My high school guidance counselors in the 90s espoused these views and hailed the many virtues of the four-year degree and the implied success that came with it. I bought into it; most parents did, too. The “shop kids,” as we called the students who chose to spend their time in our high school’s basement learning carpentry, engine repair, and other hands-on skills, were seen as educational pariahs with no real futures. (Interestingly, one of those old classmates now owns his own car repair business; meanwhile, I’m sitting on $30,000 of student debt, which is still much less than many of my peers.)

That is not to say I do not enjoy my profession or regret my education — just that I wish there had been more than one option. And this mindset that four-year degrees are the way to go — that they are somehow the marker for success — is still as prevalent as ever in middle and high schools. It’s disheartening, at least until I look at what is being done to fix it.

In response to the growing skills gap, many of you are taking a proactive approach to recruiting, and you’re starting younger and younger.

I have interviewed many industry contractors and instructors over the past few years, and several have talked about how they are able to attract young adults to the trades. One instructor at a community college said the first thing he did when he was hired was schedule meetings with all the guidance counselors from all the area middle and high schools. I remember him telling me he “would not take no for an answer” and even admitted to making unscheduled in-person visits to the counselors who wouldn’t return his calls.

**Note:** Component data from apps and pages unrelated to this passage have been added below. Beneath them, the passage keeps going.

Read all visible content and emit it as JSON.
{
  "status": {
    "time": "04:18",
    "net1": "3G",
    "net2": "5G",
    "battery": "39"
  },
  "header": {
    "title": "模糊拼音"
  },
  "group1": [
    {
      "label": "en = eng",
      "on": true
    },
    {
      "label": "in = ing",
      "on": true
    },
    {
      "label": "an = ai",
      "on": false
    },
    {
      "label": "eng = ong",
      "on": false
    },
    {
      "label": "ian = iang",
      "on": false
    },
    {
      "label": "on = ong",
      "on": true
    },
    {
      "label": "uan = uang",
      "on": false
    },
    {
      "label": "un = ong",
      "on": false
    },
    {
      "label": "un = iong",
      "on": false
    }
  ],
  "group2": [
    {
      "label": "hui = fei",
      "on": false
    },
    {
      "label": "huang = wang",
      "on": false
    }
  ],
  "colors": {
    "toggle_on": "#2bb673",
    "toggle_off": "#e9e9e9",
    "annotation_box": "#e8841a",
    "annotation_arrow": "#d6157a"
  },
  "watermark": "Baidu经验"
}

Many of these individuals make a point to meet frequently with their local guidance counselors. Some have taken these counselors to visit local contractors so they can see firsthand what a career in the trades truly entails. Some attend career days at their local schools, where they speak directly to students and their parents, who are often shocked to learn that their children could receive an education and begin a successful career so quickly. Some contractors and instructors even partner with schools to orchestrate ride-alongs for students interested in the trades.

Of course, closing the skills gap is certainly proving to be a multifaceted, complicated, and industry-wide effort, but it all starts with you. You’re the ones who have the power to open minds, one by one, and affect true change.

So, whose mind will you change today?